**Exercise objective**. Down to the last character, repeat the data that follows.

**The input**.
┄┄┄┄┄┄┄┄┄┄┄┄┄┄┄┄┄┄┄┄
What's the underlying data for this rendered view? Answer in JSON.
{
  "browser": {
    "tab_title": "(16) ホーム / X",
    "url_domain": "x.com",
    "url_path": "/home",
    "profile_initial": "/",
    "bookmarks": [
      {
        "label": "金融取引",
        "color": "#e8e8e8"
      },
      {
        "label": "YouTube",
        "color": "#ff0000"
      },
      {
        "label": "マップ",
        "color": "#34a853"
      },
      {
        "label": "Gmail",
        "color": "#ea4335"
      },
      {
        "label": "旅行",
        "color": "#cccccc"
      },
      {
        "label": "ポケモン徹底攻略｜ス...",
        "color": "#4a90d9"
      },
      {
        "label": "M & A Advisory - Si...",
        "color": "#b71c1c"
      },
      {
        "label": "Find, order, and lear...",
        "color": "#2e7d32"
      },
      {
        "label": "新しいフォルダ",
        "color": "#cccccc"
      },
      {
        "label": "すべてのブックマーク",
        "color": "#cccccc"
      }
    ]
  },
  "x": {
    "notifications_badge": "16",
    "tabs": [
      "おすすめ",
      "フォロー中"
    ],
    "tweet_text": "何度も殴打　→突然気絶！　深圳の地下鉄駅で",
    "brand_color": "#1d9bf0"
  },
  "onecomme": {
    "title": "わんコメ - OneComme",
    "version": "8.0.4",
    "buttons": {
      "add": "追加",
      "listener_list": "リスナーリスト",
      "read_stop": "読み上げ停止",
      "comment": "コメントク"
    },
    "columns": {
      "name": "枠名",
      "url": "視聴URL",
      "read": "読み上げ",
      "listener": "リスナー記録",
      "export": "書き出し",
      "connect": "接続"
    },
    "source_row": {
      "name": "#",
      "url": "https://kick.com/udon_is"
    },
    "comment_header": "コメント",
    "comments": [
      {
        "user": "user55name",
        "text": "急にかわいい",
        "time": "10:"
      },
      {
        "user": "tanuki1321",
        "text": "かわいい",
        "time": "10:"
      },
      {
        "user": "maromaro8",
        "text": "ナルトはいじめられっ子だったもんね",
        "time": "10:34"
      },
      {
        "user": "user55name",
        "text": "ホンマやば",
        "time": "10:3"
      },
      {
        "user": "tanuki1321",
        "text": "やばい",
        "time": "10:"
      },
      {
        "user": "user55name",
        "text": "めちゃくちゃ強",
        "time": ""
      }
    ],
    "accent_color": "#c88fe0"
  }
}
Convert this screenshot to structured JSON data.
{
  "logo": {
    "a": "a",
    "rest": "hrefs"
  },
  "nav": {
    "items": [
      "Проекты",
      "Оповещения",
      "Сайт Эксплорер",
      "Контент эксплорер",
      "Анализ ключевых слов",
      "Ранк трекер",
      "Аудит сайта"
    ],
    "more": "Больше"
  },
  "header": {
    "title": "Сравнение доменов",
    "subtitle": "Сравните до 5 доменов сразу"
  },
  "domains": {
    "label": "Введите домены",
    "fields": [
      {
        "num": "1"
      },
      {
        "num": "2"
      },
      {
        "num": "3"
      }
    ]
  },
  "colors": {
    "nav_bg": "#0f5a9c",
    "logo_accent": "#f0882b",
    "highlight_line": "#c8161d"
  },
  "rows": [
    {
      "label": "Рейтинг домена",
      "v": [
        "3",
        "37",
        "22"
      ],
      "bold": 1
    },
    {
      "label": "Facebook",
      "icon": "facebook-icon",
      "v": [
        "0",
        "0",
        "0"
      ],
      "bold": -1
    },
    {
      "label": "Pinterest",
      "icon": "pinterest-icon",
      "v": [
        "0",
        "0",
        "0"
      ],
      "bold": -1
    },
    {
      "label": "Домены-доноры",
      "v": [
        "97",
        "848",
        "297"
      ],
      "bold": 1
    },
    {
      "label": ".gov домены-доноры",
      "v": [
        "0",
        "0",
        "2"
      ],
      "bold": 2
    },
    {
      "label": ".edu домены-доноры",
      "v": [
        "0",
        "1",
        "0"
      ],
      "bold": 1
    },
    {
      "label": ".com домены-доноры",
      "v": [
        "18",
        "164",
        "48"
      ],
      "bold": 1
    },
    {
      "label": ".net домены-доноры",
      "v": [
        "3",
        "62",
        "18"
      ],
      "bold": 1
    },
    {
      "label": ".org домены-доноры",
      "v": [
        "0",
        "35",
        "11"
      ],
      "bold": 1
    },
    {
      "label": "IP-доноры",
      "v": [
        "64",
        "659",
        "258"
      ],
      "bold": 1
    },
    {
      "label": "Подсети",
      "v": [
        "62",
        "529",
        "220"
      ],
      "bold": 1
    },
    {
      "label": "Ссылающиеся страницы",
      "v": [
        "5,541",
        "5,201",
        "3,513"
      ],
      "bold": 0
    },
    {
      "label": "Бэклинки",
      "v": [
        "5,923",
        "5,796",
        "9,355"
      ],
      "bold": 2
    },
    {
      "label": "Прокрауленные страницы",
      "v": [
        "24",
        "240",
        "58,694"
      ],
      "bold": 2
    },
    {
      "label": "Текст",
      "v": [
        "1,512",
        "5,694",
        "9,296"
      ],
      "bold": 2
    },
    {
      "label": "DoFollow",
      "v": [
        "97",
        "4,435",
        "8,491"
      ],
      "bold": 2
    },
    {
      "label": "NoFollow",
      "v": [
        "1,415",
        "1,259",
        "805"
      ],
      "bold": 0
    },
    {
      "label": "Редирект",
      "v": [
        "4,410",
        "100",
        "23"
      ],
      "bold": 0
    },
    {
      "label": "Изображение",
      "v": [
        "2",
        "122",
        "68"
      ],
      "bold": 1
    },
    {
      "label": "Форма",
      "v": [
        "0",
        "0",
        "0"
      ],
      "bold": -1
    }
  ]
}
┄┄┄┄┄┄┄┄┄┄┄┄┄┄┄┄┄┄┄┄
**Written response**.
What's the underlying data for this rendered view? Answer in JSON.
{
  "browser": {
    "tab_title": "(16) ホーム / X",
    "url_domain": "x.com",
    "url_path": "/home",
    "profile_initial": "/",
    "bookmarks": [
      {
        "label": "金融取引",
        "color": "#e8e8e8"
      },
      {
        "label": "YouTube",
        "color": "#ff0000"
      },
      {
        "label": "マップ",
        "color": "#34a853"
      },
      {
        "label": "Gmail",
        "color": "#ea4335"
      },
      {
        "label": "旅行",
        "color": "#cccccc"
      },
      {
        "label": "ポケモン徹底攻略｜ス...",
        "color": "#4a90d9"
      },
      {
        "label": "M & A Advisory - Si...",
        "color": "#b71c1c"
      },
      {
        "label": "Find, order, and lear...",
        "color": "#2e7d32"
      },
      {
        "label": "新しいフォルダ",
        "color": "#cccccc"
      },
      {
        "label": "すべてのブックマーク",
        "color": "#cccccc"
      }
    ]
  },
  "x": {
    "notifications_badge": "16",
    "tabs": [
      "おすすめ",
      "フォロー中"
    ],
    "tweet_text": "何度も殴打　→突然気絶！　深圳の地下鉄駅で",
    "brand_color": "#1d9bf0"
  },
  "onecomme": {
    "title": "わんコメ - OneComme",
    "version": "8.0.4",
    "buttons": {
      "add": "追加",
      "listener_list": "リスナーリスト",
      "read_stop": "読み上げ停止",
      "comment": "コメントク"
    },
    "columns": {
      "name": "枠名",
      "url": "視聴URL",
      "read": "読み上げ",
      "listener": "リスナー記録",
      "export": "書き出し",
      "connect": "接続"
    },
    "source_row": {
      "name": "#",
      "url": "https://kick.com/udon_is"
    },
    "comment_header": "コメント",
    "comments": [
      {
        "user": "user55name",
        "text": "急にかわいい",
        "time": "10:"
      },
      {
        "user": "tanuki1321",
        "text": "かわいい",
        "time": "10:"
      },
      {
        "user": "maromaro8",
        "text": "ナルトはいじめられっ子だったもんね",
        "time": "10:34"
      },
      {
        "user": "user55name",
        "text": "ホンマやば",
        "time": "10:3"
      },
      {
        "user": "tanuki1321",
        "text": "やばい",
        "time": "10:"
      },
      {
        "user": "user55name",
        "text": "めちゃくちゃ強",
        "time": ""
      }
    ],
    "accent_color": "#c88fe0"
  }
}
Convert this screenshot to structured JSON data.
{
  "logo": {
    "a": "a",
    "rest": "hrefs"
  },
  "nav": {
    "items": [
      "Проекты",
      "Оповещения",
      "Сайт Эксплорер",
      "Контент эксплорер",
      "Анализ ключевых слов",
      "Ранк трекер",
      "Аудит сайта"
    ],
    "more": "Больше"
  },
  "header": {
    "title": "Сравнение доменов",
    "subtitle": "Сравните до 5 доменов сразу"
  },
  "domains": {
    "label": "Введите домены",
    "fields": [
      {
        "num": "1"
      },
      {
        "num": "2"
      },
      {
        "num": "3"
      }
    ]
  },
  "colors": {
    "nav_bg": "#0f5a9c",
    "logo_accent": "#f0882b",
    "highlight_line": "#c8161d"
  },
  "rows": [
    {
      "label": "Рейтинг домена",
      "v": [
        "3",
        "37",
        "22"
      ],
      "bold": 1
    },
    {
      "label": "Facebook",
      "icon": "facebook-icon",
      "v": [
        "0",
        "0",
        "0"
      ],
      "bold": -1
    },
    {
      "label": "Pinterest",
      "icon": "pinterest-icon",
      "v": [
        "0",
        "0",
        "0"
      ],
      "bold": -1
    },
    {
      "label": "Домены-доноры",
      "v": [
        "97",
        "848",
        "297"
      ],
      "bold": 1
    },
    {
      "label": ".gov домены-доноры",
      "v": [
        "0",
        "0",
        "2"
      ],
      "bold": 2
    },
    {
      "label": ".edu домены-доноры",
      "v": [
        "0",
        "1",
        "0"
      ],
      "bold": 1
    },
    {
      "label": ".com домены-доноры",
      "v": [
        "18",
        "164",
        "48"
      ],
      "bold": 1
    },
    {
      "label": ".net домены-доноры",
      "v": [
        "3",
        "62",
        "18"
      ],
      "bold": 1
    },
    {
      "label": ".org домены-доноры",
      "v": [
        "0",
        "35",
        "11"
      ],
      "bold": 1
    },
    {
      "label": "IP-доноры",
      "v": [
        "64",
        "659",
        "258"
      ],
      "bold": 1
    },
    {
      "label": "Подсети",
      "v": [
        "62",
        "529",
        "220"
      ],
      "bold": 1
    },
    {
      "label": "Ссылающиеся страницы",
      "v": [
        "5,541",
        "5,201",
        "3,513"
      ],
      "bold": 0
    },
    {
      "label": "Бэклинки",
      "v": [
        "5,923",
        "5,796",
        "9,355"
      ],
      "bold": 2
    },
    {
      "label": "Прокрауленные страницы",
      "v": [
        "24",
        "240",
        "58,694"
      ],
      "bold": 2
    },
    {
      "label": "Текст",
      "v": [
        "1,512",
        "5,694",
        "9,296"
      ],
      "bold": 2
    },
    {
      "label": "DoFollow",
      "v": [
        "97",
        "4,435",
        "8,491"
      ],
      "bold": 2
    },
    {
      "label": "NoFollow",
      "v": [
        "1,415",
        "1,259",
        "805"
      ],
      "bold": 0
    },
    {
      "label": "Редирект",
      "v": [
        "4,410",
        "100",
        "23"
      ],
      "bold": 0
    },
    {
      "label": "Изображение",
      "v": [
        "2",
        "122",
        "68"
      ],
      "bold": 1
    },
    {
      "label": "Форма",
      "v": [
        "0",
        "0",
        "0"
      ],
      "bold": -1
    }
  ]
}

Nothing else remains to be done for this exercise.